Heat is effective and comforting treatment for pets who suffer from arthritis for a long period of time. If your pet’s joints are painful and swollen most of the time (not just from flare-ups), heat therapy will allow you to relieve pain, increase blood circulation to the joint and surrounding muscles, and relax muscle spasms. A hot-water bottle wrapped in a towel is good for many large dogs; a lighter, smaller version would be more appropriate for a small dog or a cat.
If your pet is a new sufferer of arthritis (within a year) and has acute swelling in a joint, he may benefit from the application of an occasional cold pack to the affected joint. Be careful with applying a cold pack since a little bit of cold goes a long way. In fact, five minutes of application should be plenty. Anything beyond five minutes might produce negative effects by decreasing the blood circulation to the joint and even perhaps damaging tissues. A good method for making sure you don’t accidentally overdo your cold application is to use a sealed freezer bag of frozen corn or peas. The little vegetables are easier to apply than a brick of ice, they are lightweight, and they thaw before they create any problems for your pet. If you are making home-prepared meals for your pet,you might chop up vegetables that are to be included in your pets daily meals and freeze them in bags for this purpose.
If your pet protests either the hot or cold treatments, don’t force the issue.
Taking pets to professional massage therapists is the optimal option, but even if pets are getting regular massages, therapists often ask owners to perform simple massages at home on a daily basis between office visits. Most often, this is a gentle massage given to the pets neck, shoulders, and lower back. If you’re interested in getting the technique right, ask your massage therapist or veterinarian to show you how he or she wants you to work on your pet.

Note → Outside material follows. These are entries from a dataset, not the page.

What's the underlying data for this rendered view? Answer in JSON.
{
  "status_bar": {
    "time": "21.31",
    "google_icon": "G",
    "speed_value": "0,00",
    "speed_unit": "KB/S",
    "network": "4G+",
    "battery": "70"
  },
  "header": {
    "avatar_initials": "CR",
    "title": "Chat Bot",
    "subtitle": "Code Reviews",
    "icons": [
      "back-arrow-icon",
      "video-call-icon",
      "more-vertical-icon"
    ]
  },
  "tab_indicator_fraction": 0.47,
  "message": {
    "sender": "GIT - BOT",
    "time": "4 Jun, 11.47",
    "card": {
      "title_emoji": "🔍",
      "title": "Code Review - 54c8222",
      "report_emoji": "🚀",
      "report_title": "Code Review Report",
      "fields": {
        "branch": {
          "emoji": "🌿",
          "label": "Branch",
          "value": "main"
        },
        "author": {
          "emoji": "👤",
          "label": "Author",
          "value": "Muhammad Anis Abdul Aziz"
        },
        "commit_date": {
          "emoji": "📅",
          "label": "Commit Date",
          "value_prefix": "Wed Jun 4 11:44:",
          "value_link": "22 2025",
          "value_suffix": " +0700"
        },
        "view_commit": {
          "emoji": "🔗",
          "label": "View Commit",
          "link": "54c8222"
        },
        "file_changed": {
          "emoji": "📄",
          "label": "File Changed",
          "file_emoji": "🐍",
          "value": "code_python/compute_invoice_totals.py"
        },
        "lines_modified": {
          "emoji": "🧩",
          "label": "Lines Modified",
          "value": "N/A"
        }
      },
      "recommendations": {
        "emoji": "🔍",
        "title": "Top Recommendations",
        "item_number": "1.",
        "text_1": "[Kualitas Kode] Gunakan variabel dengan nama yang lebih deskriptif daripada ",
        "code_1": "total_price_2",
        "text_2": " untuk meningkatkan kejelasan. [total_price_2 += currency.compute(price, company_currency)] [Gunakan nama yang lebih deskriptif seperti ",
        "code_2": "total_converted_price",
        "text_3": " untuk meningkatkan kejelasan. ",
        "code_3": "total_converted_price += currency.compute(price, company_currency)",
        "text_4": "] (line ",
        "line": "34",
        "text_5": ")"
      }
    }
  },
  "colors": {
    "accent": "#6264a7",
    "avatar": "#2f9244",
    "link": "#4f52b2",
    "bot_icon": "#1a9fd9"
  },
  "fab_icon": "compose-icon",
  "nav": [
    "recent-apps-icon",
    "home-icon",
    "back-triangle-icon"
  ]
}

Though TTouch is not a true form of massage, this gentle modality invented by Linda Tellington-Jones has been found to relax muscle spasms and the pets themselves. For more information on how to perform this therapy, owners can ask a veterinarian who is skilled in TTouch to give them some pointers. Owners can also read Tellington-Jones’s book “The Tellington TTouch: A Revolutionary Natural Method to Train and Care for Your Favorite Animal.”
Acupressure is a close cousin to acupuncture. The difference is that acupressure doesn’t use needles. Acupressure uses finger pressure on specific areas to unblock meridians of energy, which in turn release endorphins that help relieve pain and strengthen an animal, both physically and mentally.
Cheryl Schwartz’s book “Four Paws, Five Directions” is an excellent resource for learning acupressure, but it would be even better to have hands-on training. Most holistic veterinarians skilled in Asian medicine will be more than happy to show you what acupressure points benefit your pet’s condition, as well as teach you how to perform acupressure.
Empower yourself with knowledge. The more you know, the more you will understand, and the better you will be able to seek out the best possible care for your pet. New studies and theories are constantly emerging from the field of veterinary medicine. If you stay on top of the emerging treatments in both conventional and complementary veterinary medicine, you will be a much more informed consumer and reap the benefits of this. To get started on learning more about arthritis, refer to the selected bibliography for a list of books, magazines, journals, and websites.
Reprinted from “The Essential Guide to Natural Pet Care for Dogs & Cats: Arthritis” © 1999. Permission granted by Lumina Media.